At one point, Cruz walked his dog to a neighbor’s pen of piglets and tried to have the pooch attack them. “He was just a menacing child, to be quite frank,” said Roxburgh, who lived in the neighborhood from 2009 to 2015. 

“If you knew he was killing animals, what else could he do? You got that sense that there was no emotion at all, unfortunately,” Roxburgh added. “Everyone was on the lookout for him. Everyone knew there was an issue.”

Roxburgh often saw Cruz and his brother, Zachary, together early on. In 2012, the siblings were the best of friends and were seen together in the street.

By 2014, the brothers “were definitely separate,” Roxburgh said. Nikolas would sit on the curb waiting for the bus, alone, with children 30 to 40 feet away from him.

“They would never really interact,” she said of the siblings. “Something happened there.” Zachary Cruz would ride his skateboard past his brother as he waited at the bus stop.

Meanwhile, Roxburgh said broken furniture—a damaged hutch, bookcase, and mattress—was often placed at the curb outside the Cruz family home. “I was thinking to myself, ‘They must not have any furniture left,’ because it was out there quite frequently,” she said.

Police were also called to the house often, Roxburgh said.

“Some of the other people in the neighborhood [said], ‘Boys will be boys.’ There was something else there, much darker than that,” Roxburgh said.

As for Cruz’s alleged right-wing link, Jereb claimed later on Thursday the media tricked him into identifying Cruz.

“It’s easy for them to misrepresent what I say. Are you really going to blame ME for the lying jew media?” he wrote on Gab, a social media site favored by the fringe right. Jereb did not reply to a further request for comment.

According to the Southern Poverty Law Center, more than 100 people have been killed or injured by perpetrators influenced by the alt-right since 2014.

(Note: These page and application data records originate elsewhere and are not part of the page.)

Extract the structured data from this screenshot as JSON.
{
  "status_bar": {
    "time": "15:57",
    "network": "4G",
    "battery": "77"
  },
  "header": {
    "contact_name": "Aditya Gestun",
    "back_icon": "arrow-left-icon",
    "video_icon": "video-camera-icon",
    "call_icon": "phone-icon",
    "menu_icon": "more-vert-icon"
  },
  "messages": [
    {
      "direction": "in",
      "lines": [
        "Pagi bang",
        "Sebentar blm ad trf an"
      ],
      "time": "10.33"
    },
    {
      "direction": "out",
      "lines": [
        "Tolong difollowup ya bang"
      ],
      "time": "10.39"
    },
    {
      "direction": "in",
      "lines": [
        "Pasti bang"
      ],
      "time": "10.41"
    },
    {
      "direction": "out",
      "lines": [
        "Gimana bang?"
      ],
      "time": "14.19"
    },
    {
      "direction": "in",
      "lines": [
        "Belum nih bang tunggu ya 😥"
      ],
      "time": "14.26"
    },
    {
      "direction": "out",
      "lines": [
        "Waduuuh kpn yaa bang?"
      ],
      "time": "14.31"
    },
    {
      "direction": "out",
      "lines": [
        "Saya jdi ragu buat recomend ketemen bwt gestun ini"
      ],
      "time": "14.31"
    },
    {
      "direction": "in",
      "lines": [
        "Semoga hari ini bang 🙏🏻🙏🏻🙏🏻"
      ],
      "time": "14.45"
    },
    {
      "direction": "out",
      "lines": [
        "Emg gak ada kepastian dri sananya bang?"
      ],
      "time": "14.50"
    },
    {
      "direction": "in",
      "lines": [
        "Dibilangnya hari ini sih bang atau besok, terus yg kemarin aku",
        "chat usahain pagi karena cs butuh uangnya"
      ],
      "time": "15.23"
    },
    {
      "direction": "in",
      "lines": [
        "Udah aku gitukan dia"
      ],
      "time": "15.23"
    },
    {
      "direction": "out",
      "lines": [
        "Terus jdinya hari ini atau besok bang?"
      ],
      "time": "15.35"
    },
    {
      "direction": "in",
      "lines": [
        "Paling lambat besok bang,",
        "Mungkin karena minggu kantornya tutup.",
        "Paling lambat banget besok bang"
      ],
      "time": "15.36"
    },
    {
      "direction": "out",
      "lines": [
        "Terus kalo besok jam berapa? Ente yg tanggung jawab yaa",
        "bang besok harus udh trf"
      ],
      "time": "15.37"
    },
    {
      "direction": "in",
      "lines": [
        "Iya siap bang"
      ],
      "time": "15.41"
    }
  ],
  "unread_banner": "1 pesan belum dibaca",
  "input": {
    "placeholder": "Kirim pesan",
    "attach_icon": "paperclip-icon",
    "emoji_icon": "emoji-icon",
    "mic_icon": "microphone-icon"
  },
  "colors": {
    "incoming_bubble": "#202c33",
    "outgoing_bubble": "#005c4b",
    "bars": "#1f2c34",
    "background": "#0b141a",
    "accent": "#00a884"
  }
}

Editor's Note, 2/15/18, 6:15 p.m.: This story has been updated throughout.

—Gideon Resnick and Elisha Brown contributed to this report